# [YOUR GOAL]
The data beneath this task is to be duplicated exactly, in its entirety.
*** STUDY MATERIAL ***
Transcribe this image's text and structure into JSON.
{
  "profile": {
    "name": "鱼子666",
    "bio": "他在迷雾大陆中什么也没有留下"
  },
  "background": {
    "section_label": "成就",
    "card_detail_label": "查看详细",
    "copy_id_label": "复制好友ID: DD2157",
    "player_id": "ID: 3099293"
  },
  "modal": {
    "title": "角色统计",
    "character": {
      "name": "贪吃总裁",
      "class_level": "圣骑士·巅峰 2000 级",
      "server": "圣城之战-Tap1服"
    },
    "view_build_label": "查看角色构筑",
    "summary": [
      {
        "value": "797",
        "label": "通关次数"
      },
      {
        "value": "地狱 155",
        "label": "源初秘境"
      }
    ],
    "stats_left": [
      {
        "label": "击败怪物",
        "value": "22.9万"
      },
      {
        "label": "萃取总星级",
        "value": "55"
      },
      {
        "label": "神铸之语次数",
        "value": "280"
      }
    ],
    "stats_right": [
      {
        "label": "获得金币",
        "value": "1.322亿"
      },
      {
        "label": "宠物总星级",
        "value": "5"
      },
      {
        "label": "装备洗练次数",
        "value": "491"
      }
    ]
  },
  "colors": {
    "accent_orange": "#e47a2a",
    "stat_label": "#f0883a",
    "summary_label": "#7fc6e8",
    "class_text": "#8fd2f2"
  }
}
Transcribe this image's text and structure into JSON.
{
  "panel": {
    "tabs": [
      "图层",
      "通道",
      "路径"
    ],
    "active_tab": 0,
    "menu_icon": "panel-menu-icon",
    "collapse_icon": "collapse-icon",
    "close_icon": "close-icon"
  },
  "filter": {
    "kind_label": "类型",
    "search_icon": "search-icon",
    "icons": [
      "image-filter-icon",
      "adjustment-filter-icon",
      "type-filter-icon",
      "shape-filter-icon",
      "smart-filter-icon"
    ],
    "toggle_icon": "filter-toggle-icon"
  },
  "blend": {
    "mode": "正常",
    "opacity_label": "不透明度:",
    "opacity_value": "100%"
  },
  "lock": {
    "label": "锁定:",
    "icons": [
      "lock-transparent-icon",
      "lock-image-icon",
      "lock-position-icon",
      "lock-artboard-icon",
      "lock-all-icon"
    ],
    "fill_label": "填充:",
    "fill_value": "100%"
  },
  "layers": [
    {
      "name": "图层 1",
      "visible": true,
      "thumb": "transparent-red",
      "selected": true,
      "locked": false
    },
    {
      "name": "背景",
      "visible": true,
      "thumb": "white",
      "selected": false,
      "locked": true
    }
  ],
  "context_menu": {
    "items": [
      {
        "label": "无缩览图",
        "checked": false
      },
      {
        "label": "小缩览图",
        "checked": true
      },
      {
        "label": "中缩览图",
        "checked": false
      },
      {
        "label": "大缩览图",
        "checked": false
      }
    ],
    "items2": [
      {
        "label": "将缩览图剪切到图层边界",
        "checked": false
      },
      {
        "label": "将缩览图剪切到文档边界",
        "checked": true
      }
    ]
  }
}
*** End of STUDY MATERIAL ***
# [EXERCISE RESULT]
Transcribe this image's text and structure into JSON.
{
  "profile": {
    "name": "鱼子666",
    "bio": "他在迷雾大陆中什么也没有留下"
  },
  "background": {
    "section_label": "成就",
    "card_detail_label": "查看详细",
    "copy_id_label": "复制好友ID: DD2157",
    "player_id": "ID: 3099293"
  },
  "modal": {
    "title": "角色统计",
    "character": {
      "name": "贪吃总裁",
      "class_level": "圣骑士·巅峰 2000 级",
      "server": "圣城之战-Tap1服"
    },
    "view_build_label": "查看角色构筑",
    "summary": [
      {
        "value": "797",
        "label": "通关次数"
      },
      {
        "value": "地狱 155",
        "label": "源初秘境"
      }
    ],
    "stats_left": [
      {
        "label": "击败怪物",
        "value": "22.9万"
      },
      {
        "label": "萃取总星级",
        "value": "55"
      },
      {
        "label": "神铸之语次数",
        "value": "280"
      }
    ],
    "stats_right": [
      {
        "label": "获得金币",
        "value": "1.322亿"
      },
      {
        "label": "宠物总星级",
        "value": "5"
      },
      {
        "label": "装备洗练次数",
        "value": "491"
      }
    ]
  },
  "colors": {
    "accent_orange": "#e47a2a",
    "stat_label": "#f0883a",
    "summary_label": "#7fc6e8",
    "class_text": "#8fd2f2"
  }
}
Transcribe this image's text and structure into JSON.
{
  "panel": {
    "tabs": [
      "图层",
      "通道",
      "路径"
    ],
    "active_tab": 0,
    "menu_icon": "panel-menu-icon",
    "collapse_icon": "collapse-icon",
    "close_icon": "close-icon"
  },
  "filter": {
    "kind_label": "类型",
    "search_icon": "search-icon",
    "icons": [
      "image-filter-icon",
      "adjustment-filter-icon",
      "type-filter-icon",
      "shape-filter-icon",
      "smart-filter-icon"
    ],
    "toggle_icon": "filter-toggle-icon"
  },
  "blend": {
    "mode": "正常",
    "opacity_label": "不透明度:",
    "opacity_value": "100%"
  },
  "lock": {
    "label": "锁定:",
    "icons": [
      "lock-transparent-icon",
      "lock-image-icon",
      "lock-position-icon",
      "lock-artboard-icon",
      "lock-all-icon"
    ],
    "fill_label": "填充:",
    "fill_value": "100%"
  },
  "layers": [
    {
      "name": "图层 1",
      "visible": true,
      "thumb": "transparent-red",
      "selected": true,
      "locked": false
    },
    {
      "name": "背景",
      "visible": true,
      "thumb": "white",
      "selected": false,
      "locked": true
    }
  ],
  "context_menu": {
    "items": [
      {
        "label": "无缩览图",
        "checked": false
      },
      {
        "label": "小缩览图",
        "checked": true
      },
      {
        "label": "中缩览图",
        "checked": false
      },
      {
        "label": "大缩览图",
        "checked": false
      }
    ],
    "items2": [
      {
        "label": "将缩览图剪切到图层边界",
        "checked": false
      },
      {
        "label": "将缩览图剪切到文档边界",
        "checked": true
      }
    ]
  }
}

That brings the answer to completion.